*Exercise brief:* Below are records; please give the number of their lines that contain the string "initials", and only that number.

Dataset items:
__________________________________________________

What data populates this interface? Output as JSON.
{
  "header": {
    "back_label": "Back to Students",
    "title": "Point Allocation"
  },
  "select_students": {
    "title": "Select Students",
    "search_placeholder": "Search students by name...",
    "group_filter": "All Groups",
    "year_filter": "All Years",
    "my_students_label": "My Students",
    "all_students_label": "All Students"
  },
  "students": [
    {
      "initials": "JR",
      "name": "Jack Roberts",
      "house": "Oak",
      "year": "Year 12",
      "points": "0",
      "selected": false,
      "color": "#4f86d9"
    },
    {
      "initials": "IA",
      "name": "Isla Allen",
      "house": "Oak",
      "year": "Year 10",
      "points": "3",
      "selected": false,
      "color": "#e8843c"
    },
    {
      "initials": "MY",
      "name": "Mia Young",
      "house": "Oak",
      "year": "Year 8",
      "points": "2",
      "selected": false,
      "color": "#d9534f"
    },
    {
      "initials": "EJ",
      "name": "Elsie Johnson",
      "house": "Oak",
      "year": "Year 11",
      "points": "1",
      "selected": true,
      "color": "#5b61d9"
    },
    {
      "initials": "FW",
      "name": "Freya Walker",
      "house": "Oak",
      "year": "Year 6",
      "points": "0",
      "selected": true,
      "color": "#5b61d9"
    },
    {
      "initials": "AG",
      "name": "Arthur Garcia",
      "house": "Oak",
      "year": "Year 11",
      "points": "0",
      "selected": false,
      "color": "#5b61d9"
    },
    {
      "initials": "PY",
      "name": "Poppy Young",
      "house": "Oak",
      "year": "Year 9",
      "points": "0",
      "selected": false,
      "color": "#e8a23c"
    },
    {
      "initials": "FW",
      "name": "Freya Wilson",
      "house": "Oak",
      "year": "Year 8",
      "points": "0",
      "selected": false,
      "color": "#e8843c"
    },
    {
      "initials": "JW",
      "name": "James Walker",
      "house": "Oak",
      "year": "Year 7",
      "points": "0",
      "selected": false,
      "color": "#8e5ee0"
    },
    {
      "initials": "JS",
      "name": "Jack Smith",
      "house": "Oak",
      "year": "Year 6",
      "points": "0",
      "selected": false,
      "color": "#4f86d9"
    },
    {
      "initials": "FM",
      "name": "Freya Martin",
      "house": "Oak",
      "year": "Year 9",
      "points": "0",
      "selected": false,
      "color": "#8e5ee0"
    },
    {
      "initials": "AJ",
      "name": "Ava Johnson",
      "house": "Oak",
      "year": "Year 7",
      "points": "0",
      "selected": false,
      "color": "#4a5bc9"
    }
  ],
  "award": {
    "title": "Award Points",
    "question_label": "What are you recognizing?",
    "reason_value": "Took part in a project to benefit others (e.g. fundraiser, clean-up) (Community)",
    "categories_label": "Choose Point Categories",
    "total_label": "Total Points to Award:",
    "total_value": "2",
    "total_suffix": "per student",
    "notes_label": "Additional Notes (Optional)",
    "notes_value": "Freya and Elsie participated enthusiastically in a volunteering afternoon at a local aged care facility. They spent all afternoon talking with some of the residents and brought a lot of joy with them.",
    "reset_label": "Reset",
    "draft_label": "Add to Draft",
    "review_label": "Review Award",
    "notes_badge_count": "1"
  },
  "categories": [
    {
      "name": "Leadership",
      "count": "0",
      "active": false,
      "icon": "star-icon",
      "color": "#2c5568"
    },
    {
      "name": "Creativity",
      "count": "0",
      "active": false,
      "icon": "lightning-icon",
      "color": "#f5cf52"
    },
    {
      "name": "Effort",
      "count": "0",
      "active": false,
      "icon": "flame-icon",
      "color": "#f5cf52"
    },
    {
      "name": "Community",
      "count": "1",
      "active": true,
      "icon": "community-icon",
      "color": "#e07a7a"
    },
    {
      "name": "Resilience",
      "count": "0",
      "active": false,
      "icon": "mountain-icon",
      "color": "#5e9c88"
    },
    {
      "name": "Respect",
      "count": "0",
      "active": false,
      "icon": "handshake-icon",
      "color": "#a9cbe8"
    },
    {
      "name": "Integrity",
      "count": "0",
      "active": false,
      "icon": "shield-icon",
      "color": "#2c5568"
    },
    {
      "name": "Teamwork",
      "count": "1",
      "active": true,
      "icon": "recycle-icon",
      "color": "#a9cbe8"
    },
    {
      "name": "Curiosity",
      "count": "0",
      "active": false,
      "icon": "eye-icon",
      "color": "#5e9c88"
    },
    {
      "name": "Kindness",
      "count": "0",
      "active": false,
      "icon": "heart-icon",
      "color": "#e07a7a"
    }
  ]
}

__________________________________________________

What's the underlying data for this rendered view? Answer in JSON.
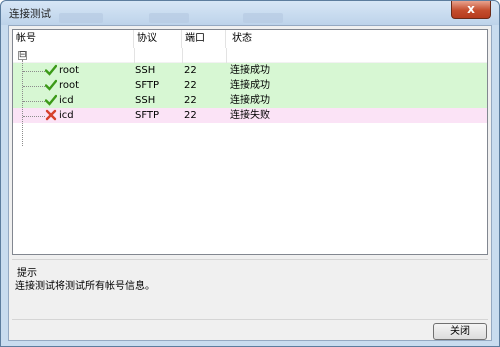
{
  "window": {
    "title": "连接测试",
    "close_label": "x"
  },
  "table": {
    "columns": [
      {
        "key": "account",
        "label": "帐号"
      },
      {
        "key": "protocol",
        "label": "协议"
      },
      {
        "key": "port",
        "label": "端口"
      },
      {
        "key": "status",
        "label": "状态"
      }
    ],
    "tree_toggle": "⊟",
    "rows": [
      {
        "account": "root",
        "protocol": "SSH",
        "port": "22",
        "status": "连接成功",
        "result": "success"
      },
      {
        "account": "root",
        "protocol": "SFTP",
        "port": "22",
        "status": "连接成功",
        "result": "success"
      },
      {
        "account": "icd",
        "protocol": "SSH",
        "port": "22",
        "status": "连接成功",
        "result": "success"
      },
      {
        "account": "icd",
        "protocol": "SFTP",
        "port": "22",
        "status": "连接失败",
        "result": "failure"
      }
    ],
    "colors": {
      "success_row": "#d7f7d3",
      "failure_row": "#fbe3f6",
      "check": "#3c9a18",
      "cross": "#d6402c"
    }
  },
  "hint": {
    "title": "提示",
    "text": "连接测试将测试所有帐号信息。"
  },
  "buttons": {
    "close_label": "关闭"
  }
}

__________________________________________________

*Expected answer:* 12